|Collins, Harold - Hal|
Submitted to: American Society of Agronomy Abstracts
Publication Type: Abstract only
Publication Acceptance Date: 5/26/2007
Publication Date: 10/30/2007
Citation: Collins, H.P., Pierce, F., Moore, A.D., Perry, E.M., Andrade-Sanchez, P., Alva, A.K. 2007. Conversion of Semi-Arid Shrub-Steppe Lands to Irrigated Crop Production: Spatial Variability of Soil Properties. American Society Agronomy Abstracts, 2007 International Meetings, New Orleans, LA, Nov 4-8, 2007, on CD, © Copyright 2007, ASA-CSSA-SSSA.I Interpretive Summary:
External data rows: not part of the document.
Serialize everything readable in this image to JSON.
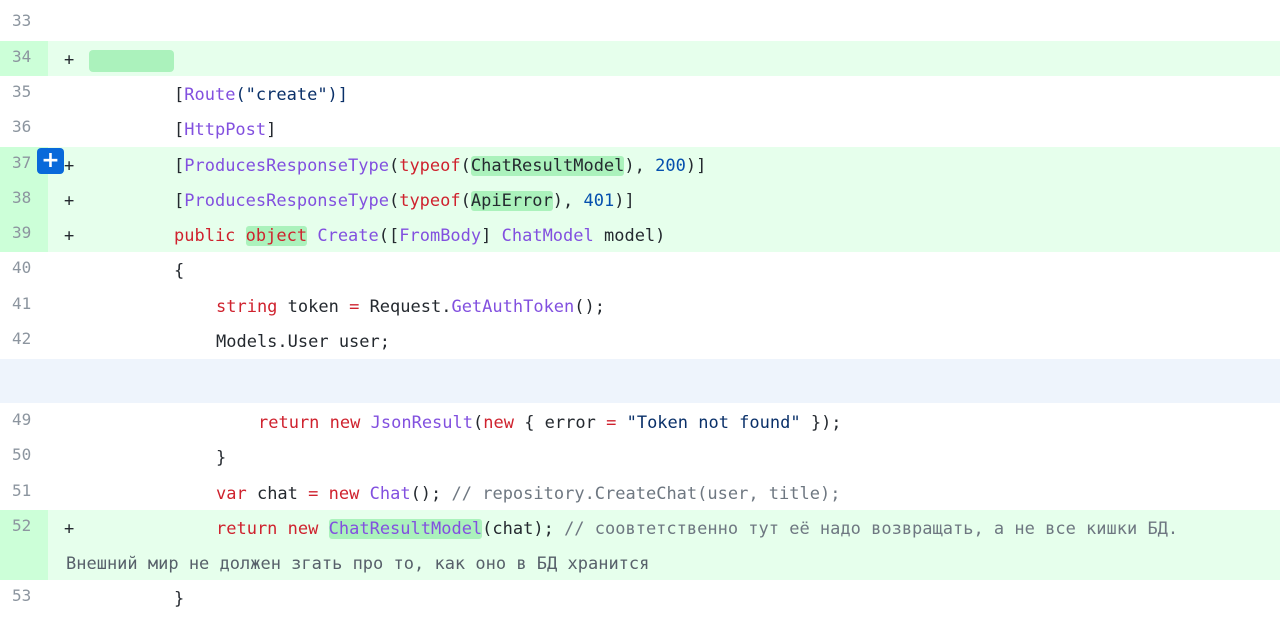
{
  "lines": {
    "l33": {
      "num": "33"
    },
    "l34": {
      "num": "34",
      "sign": "+"
    },
    "l35": {
      "num": "35",
      "t1": "[",
      "t2": "Route",
      "t3": "(\"create\")]"
    },
    "l36": {
      "num": "36",
      "t1": "[",
      "t2": "HttpPost",
      "t3": "]"
    },
    "l37": {
      "num": "37",
      "sign": "+",
      "t1": "[",
      "t2": "ProducesResponseType",
      "t3": "(",
      "t4": "typeof",
      "t5": "(",
      "t6": "ChatResultModel",
      "t7": "), ",
      "t8": "200",
      "t9": ")]"
    },
    "l38": {
      "num": "38",
      "sign": "+",
      "t1": "[",
      "t2": "ProducesResponseType",
      "t3": "(",
      "t4": "typeof",
      "t5": "(",
      "t6": "ApiError",
      "t7": "), ",
      "t8": "401",
      "t9": ")]"
    },
    "l39": {
      "num": "39",
      "sign": "+",
      "t1": "public",
      "t2": " ",
      "t3": "object",
      "t4": " ",
      "t5": "Create",
      "t6": "([",
      "t7": "FromBody",
      "t8": "] ",
      "t9": "ChatModel",
      "t10": " model)"
    },
    "l40": {
      "num": "40",
      "t1": "{"
    },
    "l41": {
      "num": "41",
      "t1": "string",
      "t2": " token ",
      "t3": "=",
      "t4": " Request.",
      "t5": "GetAuthToken",
      "t6": "();"
    },
    "l42": {
      "num": "42",
      "t1": "Models.User user;"
    },
    "l49": {
      "num": "49",
      "t1": "return",
      "t2": " ",
      "t3": "new",
      "t4": " ",
      "t5": "JsonResult",
      "t6": "(",
      "t7": "new",
      "t8": " { error ",
      "t9": "=",
      "t10": " ",
      "t11": "\"Token not found\"",
      "t12": " });"
    },
    "l50": {
      "num": "50",
      "t1": "}"
    },
    "l51": {
      "num": "51",
      "t1": "var",
      "t2": " chat ",
      "t3": "=",
      "t4": " ",
      "t5": "new",
      "t6": " ",
      "t7": "Chat",
      "t8": "(); ",
      "t9": "// repository.CreateChat(user, title);"
    },
    "l52": {
      "num": "52",
      "sign": "+",
      "t1": "return",
      "t2": " ",
      "t3": "new",
      "t4": " ",
      "t5": "ChatResultModel",
      "t6": "(chat); ",
      "t7": "// соовтетственно тут её надо возвращать, а не все кишки БД.",
      "t8": "Внешний мир не должен згать про то, как оно в БД хранится"
    },
    "l53": {
      "num": "53",
      "t1": "}"
    }
  },
  "add_comment_label": "+"
}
Technical Abstract: Converting native lands to irrigated crop production often requires land leveling to improve land suitability for farming operations. Our objective was to quantify how the conversion to irrigated cropland altered the spatial variability of surface soil properties in the Columbia Basin shrub-steppe lands of Eastern Washington. Prior to and after land leveling, an 8 ha site was mapped using RTK-GPS for elevation and with high resolution, airborne, multispectral imagery. Soil samples were obtained from the surface 30 cm from grid points arranged as an unaligned, regular grid at 12 m grid spacing. Additional sampling points were established at 1, 3 and 6 m distances in a random direction at approximately 10 % of the regular grid sites for the purpose of estimating short distance variance. Soil samples were analyzed for pH, Mehlich extractable nutrients, and soil C and N mineralization potential. After installation of the irrigation pivot, when the soil had been wetted to depth, soil electrical conductivity was mapped at two soil depths using the Veris Soil EC Mapping Systems. Wheat (Triticum aestivum L.) was grown on the site in 2007. Remote sensed imagery was obtained throughout the season and yield was mapped at harvest. Soil variability was changed by the land leveling operation but remnants of some pre disturbance features appeared in the EC maps and in the imagery of the bare soil and in the growing wheat crop. As expected, the land leveling operation greatly reduced soil C and N mineralization rates over those obtained from the native soil. Soil pH after disturbance increased an average 0.4 units and the spatial pattern of pH was greatly altered.